But, obviously, on the one hand, what we’re seeing is a relatively quiet situation right now over Taiwan. But others, especially Richard, who has written about it very elegantly in our book, understand the history better than I do.
Just to simplify the situation: Taiwan is a democracy of 23 million people, with elements of very strong ethnic association to China, but also at least as much separation from China as the United States had from Great Britain in 1775 — probably a lot more, frankly — one of the most impressive economies in the world; a history of being militarily threatened by the PRC; and being asked to be absorbed by this Communist behemoth that, as much as it’s reformed, as impressive as its growth and its evolution have been, is still this giant that has bullyish tendencies.
So it’s hard to be too critical of Taiwan at one level. I think a lot of people in this room, again, who have worked on the problem admire Taiwan greatly, as do most Americans, and want to make sure that it has the right not only to stay safe, but also to increasingly play a role in the international community — even though it is not recognized as a nation-state by most countries in the world.
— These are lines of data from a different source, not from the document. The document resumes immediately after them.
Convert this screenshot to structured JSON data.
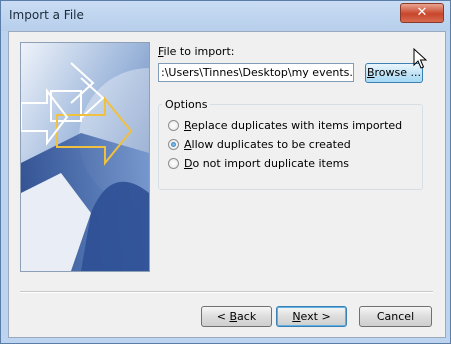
{
  "window": {
    "title": "Import a File",
    "close_glyph": "✕"
  },
  "file": {
    "label_mnemonic": "F",
    "label_rest": "ile to import:",
    "value": ":\\Users\\Tinnes\\Desktop\\my events.csv"
  },
  "browse": {
    "mnemonic": "B",
    "rest": "rowse ..."
  },
  "options": {
    "title": "Options",
    "items": [
      {
        "mnemonic": "R",
        "rest": "eplace duplicates with items imported",
        "checked": false
      },
      {
        "mnemonic": "A",
        "rest": "llow duplicates to be created",
        "checked": true
      },
      {
        "mnemonic": "D",
        "rest": "o not import duplicate items",
        "checked": false
      }
    ]
  },
  "footer": {
    "back_prefix": "< ",
    "back_mnemonic": "B",
    "back_rest": "ack",
    "next_mnemonic": "N",
    "next_rest": "ext >",
    "cancel": "Cancel"
  },
  "icons": {
    "banner": "import-wizard-banner",
    "cursor": "mouse-pointer-icon"
  }
}
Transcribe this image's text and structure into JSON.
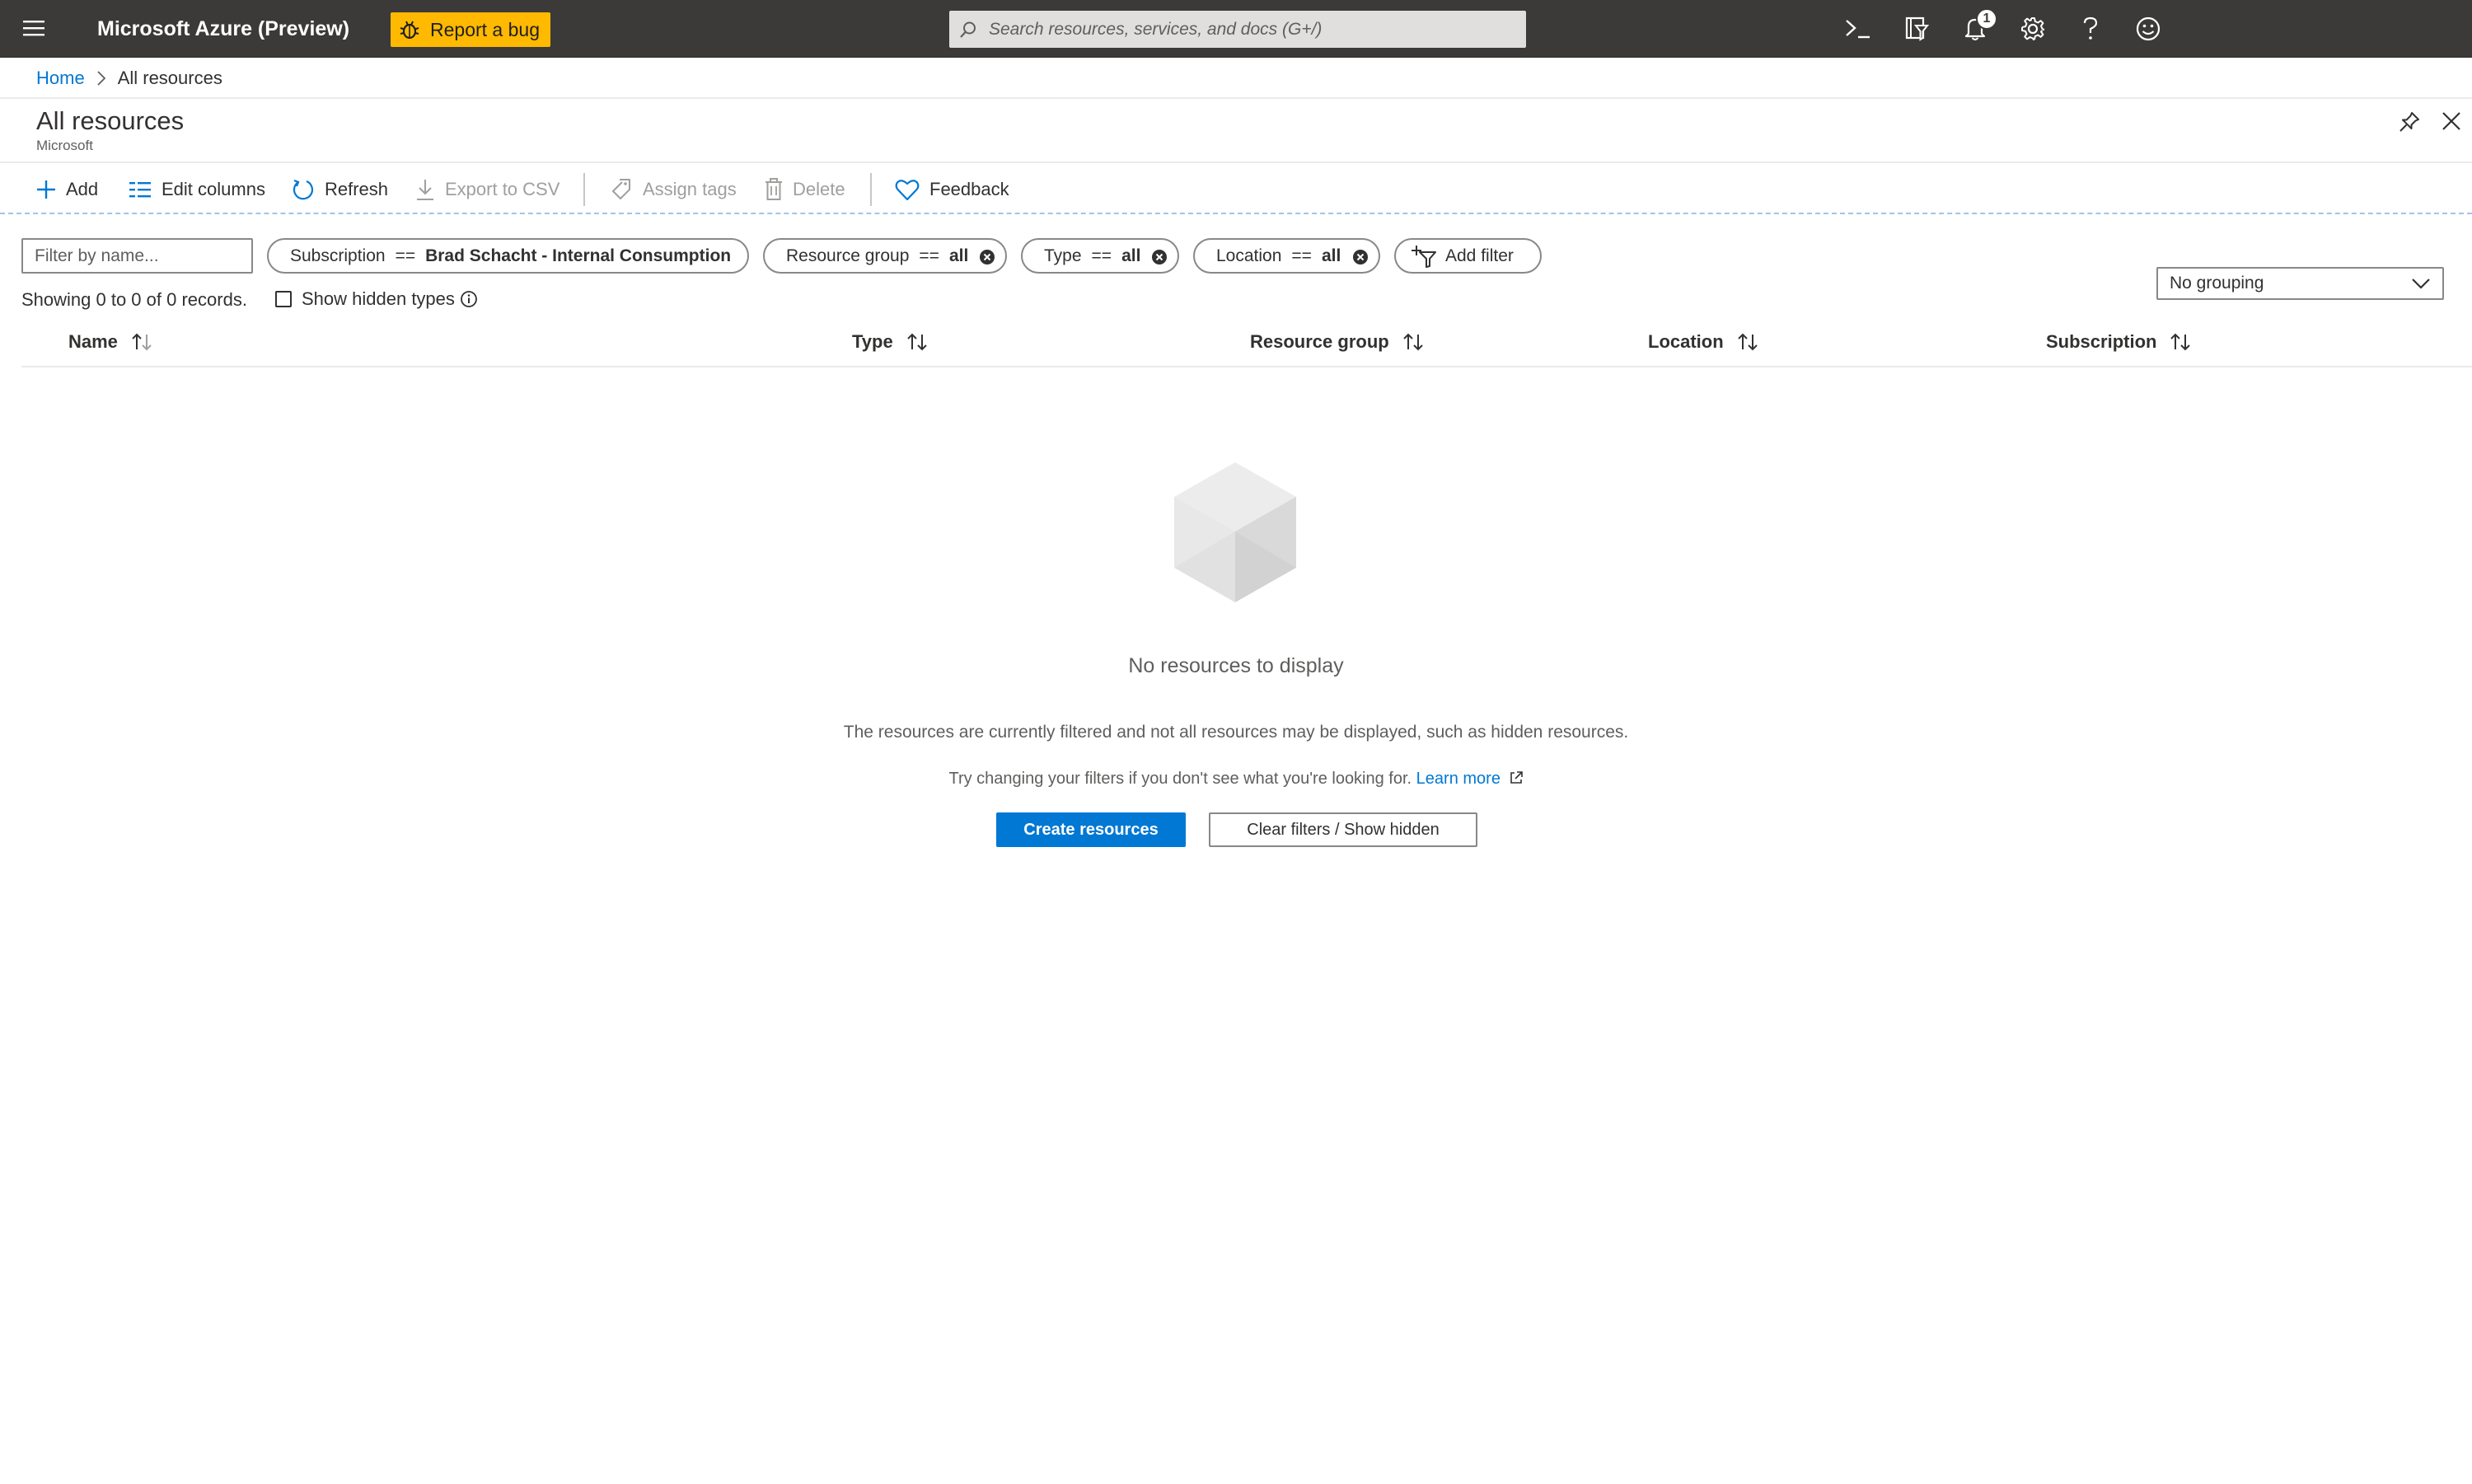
{
  "topbar": {
    "app_title": "Microsoft Azure (Preview)",
    "report_bug_label": "Report a bug",
    "search_placeholder": "Search resources, services, and docs (G+/)",
    "notification_count": "1"
  },
  "breadcrumb": {
    "home": "Home",
    "current": "All resources"
  },
  "page": {
    "title": "All resources",
    "subtitle": "Microsoft"
  },
  "commands": {
    "add": "Add",
    "edit_columns": "Edit columns",
    "refresh": "Refresh",
    "export_csv": "Export to CSV",
    "assign_tags": "Assign tags",
    "delete": "Delete",
    "feedback": "Feedback"
  },
  "filters": {
    "name_placeholder": "Filter by name...",
    "subscription": {
      "field": "Subscription",
      "op": "==",
      "value": "Brad Schacht - Internal Consumption"
    },
    "resource_group": {
      "field": "Resource group",
      "op": "==",
      "value": "all"
    },
    "type": {
      "field": "Type",
      "op": "==",
      "value": "all"
    },
    "location": {
      "field": "Location",
      "op": "==",
      "value": "all"
    },
    "add_filter": "Add filter",
    "records_text": "Showing 0 to 0 of 0 records.",
    "show_hidden_types": "Show hidden types",
    "grouping": "No grouping"
  },
  "table": {
    "columns": [
      "Name",
      "Type",
      "Resource group",
      "Location",
      "Subscription"
    ]
  },
  "empty_state": {
    "title": "No resources to display",
    "description": "The resources are currently filtered and not all resources may be displayed, such as hidden resources.",
    "hint": "Try changing your filters if you don't see what you're looking for.",
    "learn_more": "Learn more",
    "create_button": "Create resources",
    "clear_button": "Clear filters / Show hidden"
  },
  "colors": {
    "topbar_bg": "#3b3a39",
    "bug_button": "#ffb900",
    "accent": "#0078d4"
  },
  "icons": [
    "hamburger-icon",
    "bug-icon",
    "search-icon",
    "cloud-shell-icon",
    "directory-filter-icon",
    "bell-icon",
    "gear-icon",
    "help-icon",
    "smiley-icon",
    "pin-icon",
    "close-icon",
    "plus-icon",
    "columns-icon",
    "refresh-icon",
    "download-icon",
    "tag-icon",
    "trash-icon",
    "heart-icon",
    "filter-plus-icon",
    "info-icon",
    "chevron-down-icon",
    "sort-icon",
    "cube-icon",
    "external-link-icon"
  ]
}
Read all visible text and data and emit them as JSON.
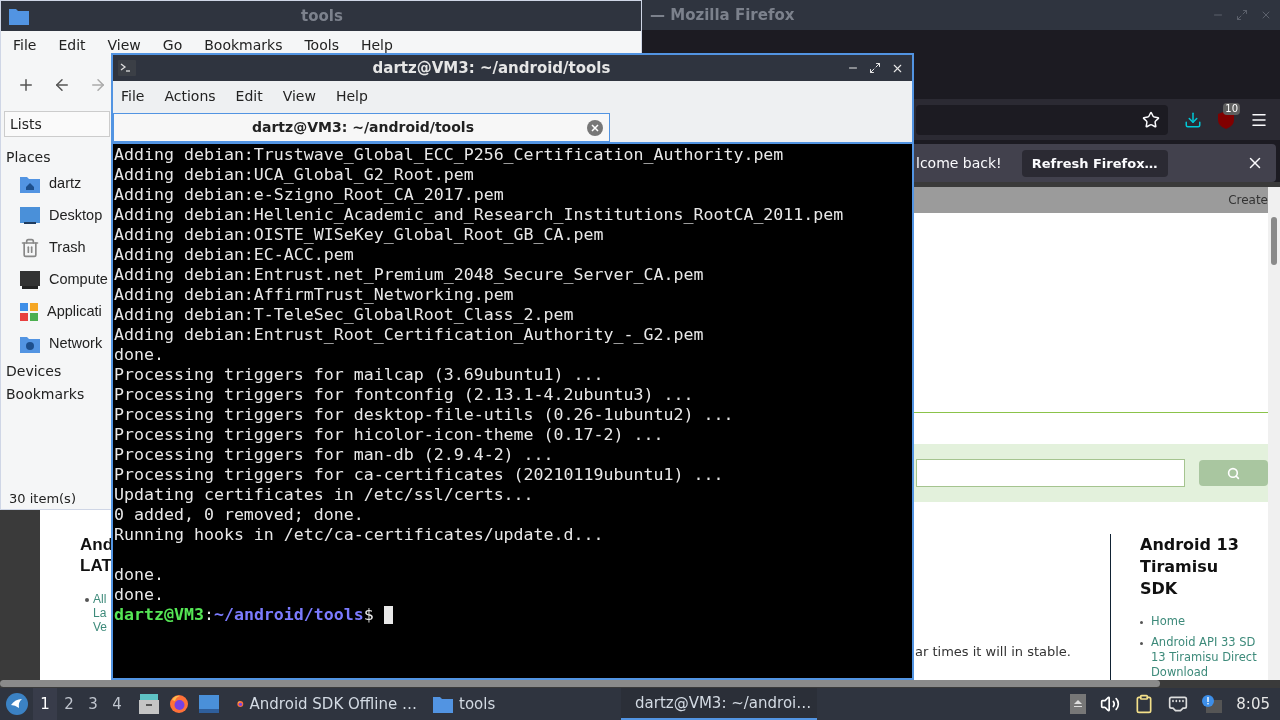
{
  "firefox": {
    "title": "— Mozilla Firefox",
    "badge": "10",
    "notification": {
      "text": "lcome back!",
      "button": "Refresh Firefox…"
    },
    "page": {
      "header_link": "Create",
      "left_heading": [
        "And",
        "LAT"
      ],
      "left_links": [
        "All",
        "La",
        "Ve"
      ],
      "body_text": "ar times it will in stable.",
      "sidebar": {
        "heading": "Android 13 Tiramisu SDK",
        "links": [
          {
            "lines": [
              "Home"
            ]
          },
          {
            "lines": [
              "Android API 33 SD",
              "13 Tiramisu Direct",
              "Download"
            ]
          }
        ]
      }
    }
  },
  "file_manager": {
    "title": "tools",
    "menu": [
      "File",
      "Edit",
      "View",
      "Go",
      "Bookmarks",
      "Tools",
      "Help"
    ],
    "sidebar_tab": "Lists",
    "places_heading": "Places",
    "places": [
      {
        "label": "dartz",
        "kind": "home"
      },
      {
        "label": "Desktop",
        "kind": "desktop"
      },
      {
        "label": "Trash",
        "kind": "trash"
      },
      {
        "label": "Compute",
        "kind": "computer"
      },
      {
        "label": "Applicati",
        "kind": "apps"
      },
      {
        "label": "Network",
        "kind": "network"
      }
    ],
    "sections": [
      "Devices",
      "Bookmarks"
    ],
    "status": "30 item(s)"
  },
  "terminal": {
    "title": "dartz@VM3: ~/android/tools",
    "menu": [
      "File",
      "Actions",
      "Edit",
      "View",
      "Help"
    ],
    "tab": {
      "label": "dartz@VM3: ~/android/tools",
      "selected": true
    },
    "lines": [
      "Adding debian:Trustwave_Global_ECC_P256_Certification_Authority.pem",
      "Adding debian:UCA_Global_G2_Root.pem",
      "Adding debian:e-Szigno_Root_CA_2017.pem",
      "Adding debian:Hellenic_Academic_and_Research_Institutions_RootCA_2011.pem",
      "Adding debian:OISTE_WISeKey_Global_Root_GB_CA.pem",
      "Adding debian:EC-ACC.pem",
      "Adding debian:Entrust.net_Premium_2048_Secure_Server_CA.pem",
      "Adding debian:AffirmTrust_Networking.pem",
      "Adding debian:T-TeleSec_GlobalRoot_Class_2.pem",
      "Adding debian:Entrust_Root_Certification_Authority_-_G2.pem",
      "done.",
      "Processing triggers for mailcap (3.69ubuntu1) ...",
      "Processing triggers for fontconfig (2.13.1-4.2ubuntu3) ...",
      "Processing triggers for desktop-file-utils (0.26-1ubuntu2) ...",
      "Processing triggers for hicolor-icon-theme (0.17-2) ...",
      "Processing triggers for man-db (2.9.4-2) ...",
      "Processing triggers for ca-certificates (20210119ubuntu1) ...",
      "Updating certificates in /etc/ssl/certs...",
      "0 added, 0 removed; done.",
      "Running hooks in /etc/ca-certificates/update.d..."
    ],
    "lines_after_blank": [
      "done.",
      "done."
    ],
    "prompt": {
      "user": "dartz@VM3",
      "separator": ":",
      "path": "~/android/tools",
      "symbol": "$"
    }
  },
  "taskbar": {
    "workspaces": [
      {
        "label": "1",
        "selected": true
      },
      {
        "label": "2",
        "selected": false
      },
      {
        "label": "3",
        "selected": false
      },
      {
        "label": "4",
        "selected": false
      }
    ],
    "tasks": [
      {
        "label": "Android SDK Offline …",
        "kind": "firefox",
        "selected": false
      },
      {
        "label": "tools",
        "kind": "folder",
        "selected": false
      },
      {
        "label": "dartz@VM3: ~/androi…",
        "kind": "terminal",
        "selected": true
      }
    ],
    "clock": "8:05"
  }
}
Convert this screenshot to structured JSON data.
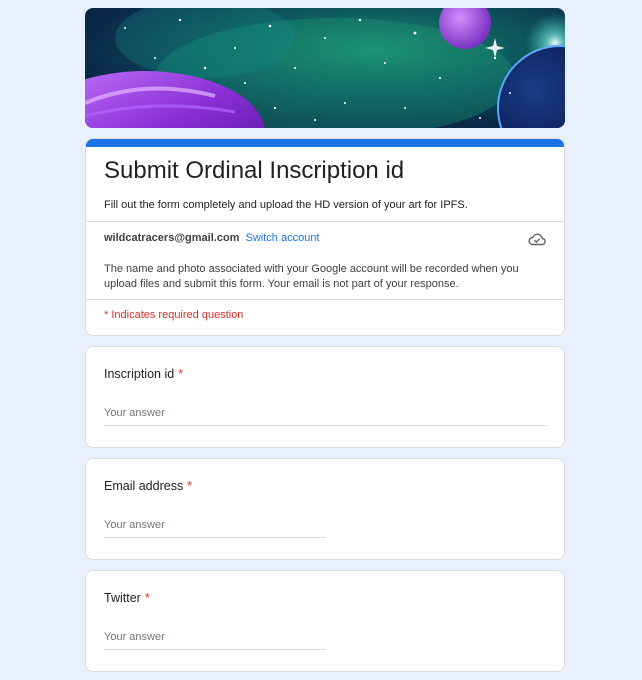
{
  "form": {
    "title": "Submit Ordinal Inscription id",
    "description": "Fill out the form completely and upload the HD version of your art for IPFS.",
    "account_email": "wildcatracers@gmail.com",
    "switch_account": "Switch account",
    "notice": "The name and photo associated with your Google account will be recorded when you upload files and submit this form. Your email is not part of your response.",
    "required_note": "* Indicates required question"
  },
  "questions": [
    {
      "label": "Inscription id",
      "required_mark": "*",
      "placeholder": "Your answer",
      "value": ""
    },
    {
      "label": "Email address",
      "required_mark": "*",
      "placeholder": "Your answer",
      "value": ""
    },
    {
      "label": "Twitter",
      "required_mark": "*",
      "placeholder": "Your answer",
      "value": ""
    }
  ],
  "colors": {
    "page_background": "#e8f0fe",
    "accent": "#1a73e8",
    "required": "#d93025"
  },
  "icons": {
    "cloud": "cloud-saved-icon"
  }
}
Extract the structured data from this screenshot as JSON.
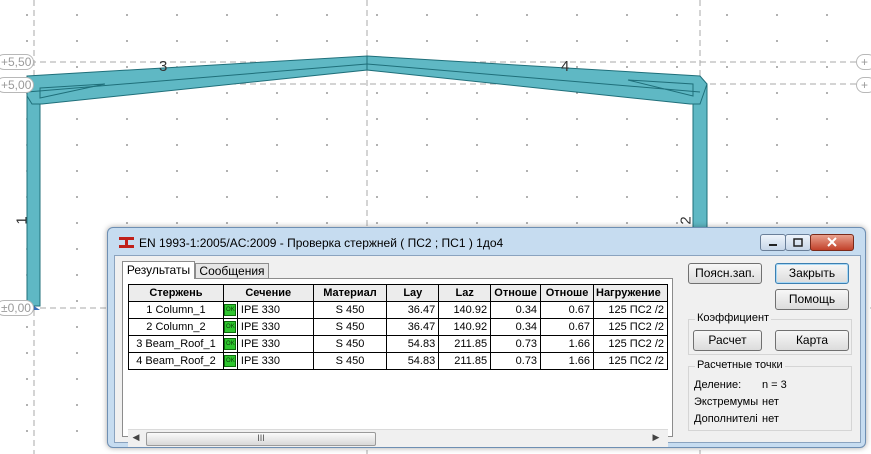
{
  "viewport": {
    "level_labels": {
      "roof_top": "+5,50",
      "eave": "+5,00",
      "base": "±0,00"
    },
    "member_numbers": [
      "1",
      "2",
      "3",
      "4"
    ]
  },
  "colors": {
    "member_fill": "#5fb8c4",
    "member_stroke": "#1f6f7a",
    "dialog_frame": "#c6dcf0",
    "ok_green": "#2ec52e"
  },
  "dialog": {
    "title": "EN 1993-1:2005/AC:2009 - Проверка стержней ( ПС2 ; ПС1 ) 1до4",
    "tabs": [
      "Результаты",
      "Сообщения"
    ],
    "table": {
      "headers": [
        "Стержень",
        "Сечение",
        "Материал",
        "Lay",
        "Laz",
        "Отноше",
        "Отноше",
        "Нагружение"
      ],
      "rows": [
        {
          "member": "1  Column_1",
          "status": "OK",
          "section": "IPE 330",
          "material": "S 450",
          "lay": "36.47",
          "laz": "140.92",
          "ratio1": "0.34",
          "ratio2": "0.67",
          "load": "125 ПС2 /2"
        },
        {
          "member": "2  Column_2",
          "status": "OK",
          "section": "IPE 330",
          "material": "S 450",
          "lay": "36.47",
          "laz": "140.92",
          "ratio1": "0.34",
          "ratio2": "0.67",
          "load": "125 ПС2 /2"
        },
        {
          "member": "3  Beam_Roof_1",
          "status": "OK",
          "section": "IPE 330",
          "material": "S 450",
          "lay": "54.83",
          "laz": "211.85",
          "ratio1": "0.73",
          "ratio2": "1.66",
          "load": "125 ПС2 /2"
        },
        {
          "member": "4  Beam_Roof_2",
          "status": "OK",
          "section": "IPE 330",
          "material": "S 450",
          "lay": "54.83",
          "laz": "211.85",
          "ratio1": "0.73",
          "ratio2": "1.66",
          "load": "125 ПС2 /2"
        }
      ],
      "scroll_thumb": "III"
    },
    "buttons": {
      "notes": "Поясн.зап.",
      "close": "Закрыть",
      "help": "Помощь",
      "calc": "Расчет",
      "map": "Карта"
    },
    "coefficient_group": {
      "title": "Коэффициент"
    },
    "calc_points": {
      "title": "Расчетные точки",
      "division_label": "Деление:",
      "division_value": "n = 3",
      "extremum_label": "Экстремумы",
      "extremum_value": "нет",
      "additional_label": "Дополнителі",
      "additional_value": "нет"
    }
  }
}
And this is a real dilemma.
As Richard explained very well in this book, and helped me to understand the distinction better than I had before: Taiwan wants more sovereignty, even if most of its leaders recognize they should not pursue outright independence.
All I’m trying to do here is simplify, in layman’s terms — since I’m the layman on the panel in regard to this issue of Taiwan’s politics and its standing in the international community — simplify how there can be the potential here for real disagreement, even if at this moment, through good diplomacy from the United States and others, we have a relatively calm situation.